Activity » Copy every record below exactly as written, but leave out the pictures.

Data for this exercise »

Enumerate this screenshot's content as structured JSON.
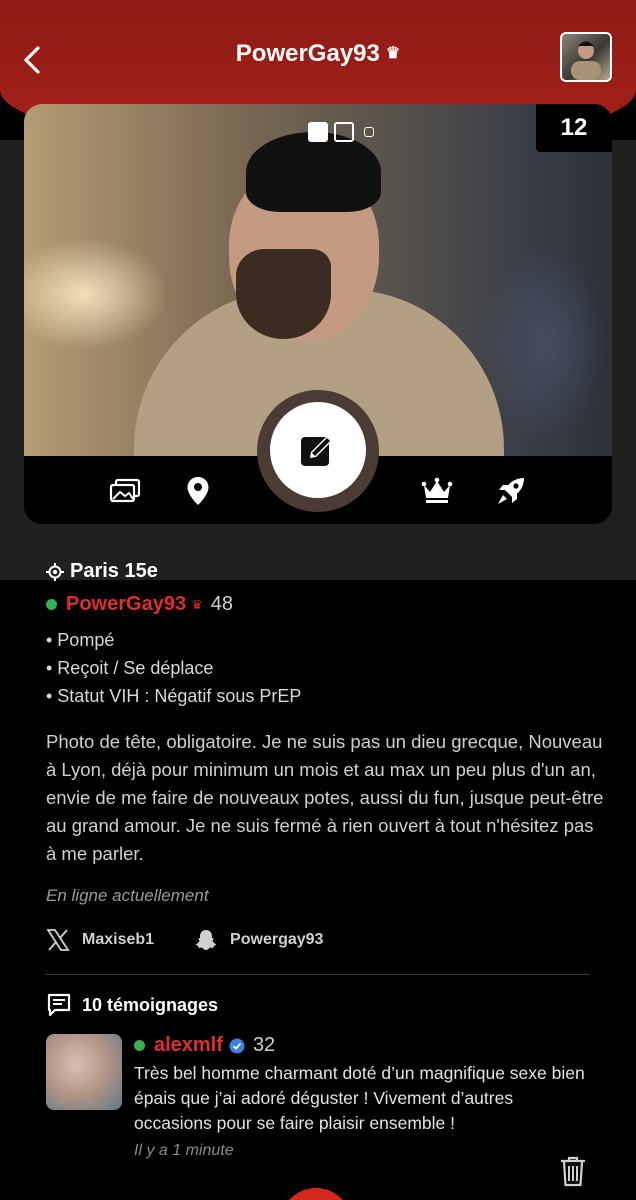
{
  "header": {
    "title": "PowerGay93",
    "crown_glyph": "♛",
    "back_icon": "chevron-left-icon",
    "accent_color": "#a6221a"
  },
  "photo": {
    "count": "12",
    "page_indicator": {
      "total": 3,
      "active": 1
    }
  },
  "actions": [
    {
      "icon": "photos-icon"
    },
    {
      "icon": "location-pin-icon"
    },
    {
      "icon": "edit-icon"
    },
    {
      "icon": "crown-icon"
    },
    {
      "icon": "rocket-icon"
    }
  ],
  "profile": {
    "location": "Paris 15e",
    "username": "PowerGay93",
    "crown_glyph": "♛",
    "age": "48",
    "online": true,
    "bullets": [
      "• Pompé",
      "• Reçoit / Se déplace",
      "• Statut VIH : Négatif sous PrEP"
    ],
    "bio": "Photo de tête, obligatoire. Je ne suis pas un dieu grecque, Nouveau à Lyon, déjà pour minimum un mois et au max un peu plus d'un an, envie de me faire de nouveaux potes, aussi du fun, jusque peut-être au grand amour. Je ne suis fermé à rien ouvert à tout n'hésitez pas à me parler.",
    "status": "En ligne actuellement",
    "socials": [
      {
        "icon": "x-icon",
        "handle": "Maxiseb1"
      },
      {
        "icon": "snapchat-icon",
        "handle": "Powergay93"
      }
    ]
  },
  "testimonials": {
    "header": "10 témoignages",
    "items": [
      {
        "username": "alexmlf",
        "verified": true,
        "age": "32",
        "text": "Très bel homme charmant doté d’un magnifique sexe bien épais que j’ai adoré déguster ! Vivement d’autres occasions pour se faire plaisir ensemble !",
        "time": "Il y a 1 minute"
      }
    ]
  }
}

Answer to this problem »
Enumerate this screenshot's content as structured JSON.
{
  "header": {
    "title": "PowerGay93",
    "crown_glyph": "♛",
    "back_icon": "chevron-left-icon",
    "accent_color": "#a6221a"
  },
  "photo": {
    "count": "12",
    "page_indicator": {
      "total": 3,
      "active": 1
    }
  },
  "actions": [
    {
      "icon": "photos-icon"
    },
    {
      "icon": "location-pin-icon"
    },
    {
      "icon": "edit-icon"
    },
    {
      "icon": "crown-icon"
    },
    {
      "icon": "rocket-icon"
    }
  ],
  "profile": {
    "location": "Paris 15e",
    "username": "PowerGay93",
    "crown_glyph": "♛",
    "age": "48",
    "online": true,
    "bullets": [
      "• Pompé",
      "• Reçoit / Se déplace",
      "• Statut VIH : Négatif sous PrEP"
    ],
    "bio": "Photo de tête, obligatoire. Je ne suis pas un dieu grecque, Nouveau à Lyon, déjà pour minimum un mois et au max un peu plus d'un an, envie de me faire de nouveaux potes, aussi du fun, jusque peut-être au grand amour. Je ne suis fermé à rien ouvert à tout n'hésitez pas à me parler.",
    "status": "En ligne actuellement",
    "socials": [
      {
        "icon": "x-icon",
        "handle": "Maxiseb1"
      },
      {
        "icon": "snapchat-icon",
        "handle": "Powergay93"
      }
    ]
  },
  "testimonials": {
    "header": "10 témoignages",
    "items": [
      {
        "username": "alexmlf",
        "verified": true,
        "age": "32",
        "text": "Très bel homme charmant doté d’un magnifique sexe bien épais que j’ai adoré déguster ! Vivement d’autres occasions pour se faire plaisir ensemble !",
        "time": "Il y a 1 minute"
      }
    ]
  }
}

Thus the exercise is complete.